When a video of University of Connecticut student Luke Gatti berating a dining services employee over bacon-jalapeno mac and cheese hit the internet last fall, it became an instant viral sensation. In the immediate days that followed, 1.5 million people streamed the video on YouTube, and the world waited for the university’s response, says C. Dennis Pierce, executive director of dining services. And respond they did.
But Pierce and Robert Landolphi, assistant director of culinary development, took the time at last week’s NACUFS conference in Anaheim, Calif., to share with operators what happened behind the scenes—the decision-making process and details of the incident that didn’t go viral, or quickly were forgotten.
1. The incident happened during the dining services manager’s last day on the job
David Robinson was working his final shift on his final day as manager of UConn’s Union Street Market when the incident occurred. He was all set to join his wife for a new life in Ecuador. “In his mind was, ‘I didn’t want to do anything because I didn’t want to jeopardize my trip,’” Pierce says. That may have helped temper Robinson’s reaction, though Landolphi says that if a similar incident ever occurs, employees are encouraged to find ways to de-escalate the situation rather than engaging with the student.
2. Gatti’s apology required international travel
Robinson refused to accept Gatti’s online apology, posted the day before Gatti’s court date. “You sat on a comfy chair in a comfy den in a comfy home and spoke to a camera. Was I in that room? Have you reached out to me directly? A heartfelt apology is directed at a human being in their presence,” Robinson wrote in a letter to UConn’s The Daily Campus. Gatti eventually flew to Ecuador to apologize to Robinson in person—a gesture that Robinson appreciated, Pierce says.
3. Protocol couldn’t prepare UConn Dining for the emotional side of the incident
While Dining Services’ policy is to immediately call police if diners are drunken and unruly, no one had past experience with the juggernaut of viral news. “I cannot relay to you emotionally what it’s like in the first week,” Pierce says. “There’s no way of closing the machine down.” The university took the position of confirming facts rather than reacting to online rumors, he says, although, “This thing wouldn’t go away. It kept coming back.”

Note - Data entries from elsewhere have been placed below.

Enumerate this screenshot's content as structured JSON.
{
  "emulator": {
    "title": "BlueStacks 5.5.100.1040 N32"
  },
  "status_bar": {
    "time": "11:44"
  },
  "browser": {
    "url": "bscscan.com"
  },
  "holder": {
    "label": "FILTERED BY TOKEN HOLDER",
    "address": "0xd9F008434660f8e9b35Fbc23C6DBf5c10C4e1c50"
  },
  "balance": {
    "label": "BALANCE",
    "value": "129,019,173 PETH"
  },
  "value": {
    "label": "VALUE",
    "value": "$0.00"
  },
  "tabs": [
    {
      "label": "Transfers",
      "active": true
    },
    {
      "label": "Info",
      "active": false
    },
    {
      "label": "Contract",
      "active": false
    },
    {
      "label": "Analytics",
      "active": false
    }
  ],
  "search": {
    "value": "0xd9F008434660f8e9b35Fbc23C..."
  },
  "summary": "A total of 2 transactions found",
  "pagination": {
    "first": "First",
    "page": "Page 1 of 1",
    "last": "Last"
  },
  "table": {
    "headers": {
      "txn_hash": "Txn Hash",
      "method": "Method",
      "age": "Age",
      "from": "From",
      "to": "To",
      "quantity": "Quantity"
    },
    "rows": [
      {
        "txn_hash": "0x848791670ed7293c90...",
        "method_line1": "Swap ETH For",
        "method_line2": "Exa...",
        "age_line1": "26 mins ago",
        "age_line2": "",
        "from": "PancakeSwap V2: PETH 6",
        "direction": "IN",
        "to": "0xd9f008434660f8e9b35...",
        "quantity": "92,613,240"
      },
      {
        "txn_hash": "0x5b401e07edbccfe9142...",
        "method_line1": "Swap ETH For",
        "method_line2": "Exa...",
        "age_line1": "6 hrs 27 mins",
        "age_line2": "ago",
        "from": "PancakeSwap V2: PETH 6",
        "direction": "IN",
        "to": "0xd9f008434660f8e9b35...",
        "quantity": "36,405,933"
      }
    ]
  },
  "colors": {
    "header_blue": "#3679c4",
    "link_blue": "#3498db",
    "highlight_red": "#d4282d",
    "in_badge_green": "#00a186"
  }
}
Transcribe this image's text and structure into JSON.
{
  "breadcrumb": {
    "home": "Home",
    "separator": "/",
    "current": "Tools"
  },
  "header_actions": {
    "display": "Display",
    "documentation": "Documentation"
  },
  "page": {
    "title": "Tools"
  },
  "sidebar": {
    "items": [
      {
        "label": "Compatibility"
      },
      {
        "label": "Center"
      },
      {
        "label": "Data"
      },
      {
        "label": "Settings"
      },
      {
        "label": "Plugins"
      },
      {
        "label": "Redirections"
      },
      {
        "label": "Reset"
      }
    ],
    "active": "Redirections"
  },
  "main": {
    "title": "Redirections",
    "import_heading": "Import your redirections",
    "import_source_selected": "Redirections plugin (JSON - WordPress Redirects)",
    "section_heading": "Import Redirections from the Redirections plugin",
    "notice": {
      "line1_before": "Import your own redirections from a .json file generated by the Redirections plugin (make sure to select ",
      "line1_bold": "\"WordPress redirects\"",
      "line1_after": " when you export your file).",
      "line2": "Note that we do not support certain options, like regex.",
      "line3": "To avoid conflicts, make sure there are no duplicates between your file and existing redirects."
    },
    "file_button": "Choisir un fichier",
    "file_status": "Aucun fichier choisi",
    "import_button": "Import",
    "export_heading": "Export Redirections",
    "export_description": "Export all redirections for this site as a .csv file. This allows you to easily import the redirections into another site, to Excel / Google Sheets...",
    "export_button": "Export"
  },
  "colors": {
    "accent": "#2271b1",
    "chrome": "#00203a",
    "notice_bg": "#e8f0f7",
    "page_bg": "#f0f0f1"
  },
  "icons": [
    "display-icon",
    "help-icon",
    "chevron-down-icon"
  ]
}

4. UConn Dining later developed even more detailed during-and-after protocol
Landolphi and Pierce say that creating both verbal and non-verbal instructions for another supervisor or lead employee are important in making sure authorities are reached in a timely manner—a wink, a nod or a hand gesture all are acceptable forms of communication. They also advise that employees avoid physical contact, repeat instructions to leave at least three times and be aware of their actions and emotions. When it comes to social media, employees are annually reminded to refrain from talking to the media without permission and funnel all communication through the proper, known channels, which is key to avoiding conflicting stories and presenting a united front.